WHAT THE TASK ASKS. Give all the data again exactly.

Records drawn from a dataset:
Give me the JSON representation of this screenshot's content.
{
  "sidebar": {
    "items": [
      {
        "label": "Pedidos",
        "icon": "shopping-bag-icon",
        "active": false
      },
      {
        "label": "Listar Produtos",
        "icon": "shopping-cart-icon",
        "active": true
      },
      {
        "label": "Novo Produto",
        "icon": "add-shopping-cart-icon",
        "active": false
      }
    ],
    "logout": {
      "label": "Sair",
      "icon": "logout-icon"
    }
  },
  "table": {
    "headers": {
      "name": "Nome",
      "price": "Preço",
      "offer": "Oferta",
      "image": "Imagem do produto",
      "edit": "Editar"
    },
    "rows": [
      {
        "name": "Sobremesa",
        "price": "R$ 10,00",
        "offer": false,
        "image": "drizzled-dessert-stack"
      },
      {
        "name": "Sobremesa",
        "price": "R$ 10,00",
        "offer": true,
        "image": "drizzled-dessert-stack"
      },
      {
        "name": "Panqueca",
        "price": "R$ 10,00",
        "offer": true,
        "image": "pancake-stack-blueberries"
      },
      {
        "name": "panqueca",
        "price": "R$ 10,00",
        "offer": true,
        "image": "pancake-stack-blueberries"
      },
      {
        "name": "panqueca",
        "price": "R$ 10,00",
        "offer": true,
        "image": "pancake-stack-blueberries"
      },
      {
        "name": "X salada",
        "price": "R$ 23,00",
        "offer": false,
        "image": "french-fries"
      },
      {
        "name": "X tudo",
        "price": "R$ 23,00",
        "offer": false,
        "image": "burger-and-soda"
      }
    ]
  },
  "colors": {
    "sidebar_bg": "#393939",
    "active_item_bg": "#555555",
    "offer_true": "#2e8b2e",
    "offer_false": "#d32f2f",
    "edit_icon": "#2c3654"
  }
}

YOUR SOLUTION.
Give me the JSON representation of this screenshot's content.
{
  "sidebar": {
    "items": [
      {
        "label": "Pedidos",
        "icon": "shopping-bag-icon",
        "active": false
      },
      {
        "label": "Listar Produtos",
        "icon": "shopping-cart-icon",
        "active": true
      },
      {
        "label": "Novo Produto",
        "icon": "add-shopping-cart-icon",
        "active": false
      }
    ],
    "logout": {
      "label": "Sair",
      "icon": "logout-icon"
    }
  },
  "table": {
    "headers": {
      "name": "Nome",
      "price": "Preço",
      "offer": "Oferta",
      "image": "Imagem do produto",
      "edit": "Editar"
    },
    "rows": [
      {
        "name": "Sobremesa",
        "price": "R$ 10,00",
        "offer": false,
        "image": "drizzled-dessert-stack"
      },
      {
        "name": "Sobremesa",
        "price": "R$ 10,00",
        "offer": true,
        "image": "drizzled-dessert-stack"
      },
      {
        "name": "Panqueca",
        "price": "R$ 10,00",
        "offer": true,
        "image": "pancake-stack-blueberries"
      },
      {
        "name": "panqueca",
        "price": "R$ 10,00",
        "offer": true,
        "image": "pancake-stack-blueberries"
      },
      {
        "name": "panqueca",
        "price": "R$ 10,00",
        "offer": true,
        "image": "pancake-stack-blueberries"
      },
      {
        "name": "X salada",
        "price": "R$ 23,00",
        "offer": false,
        "image": "french-fries"
      },
      {
        "name": "X tudo",
        "price": "R$ 23,00",
        "offer": false,
        "image": "burger-and-soda"
      }
    ]
  },
  "colors": {
    "sidebar_bg": "#393939",
    "active_item_bg": "#555555",
    "offer_true": "#2e8b2e",
    "offer_false": "#d32f2f",
    "edit_icon": "#2c3654"
  }
}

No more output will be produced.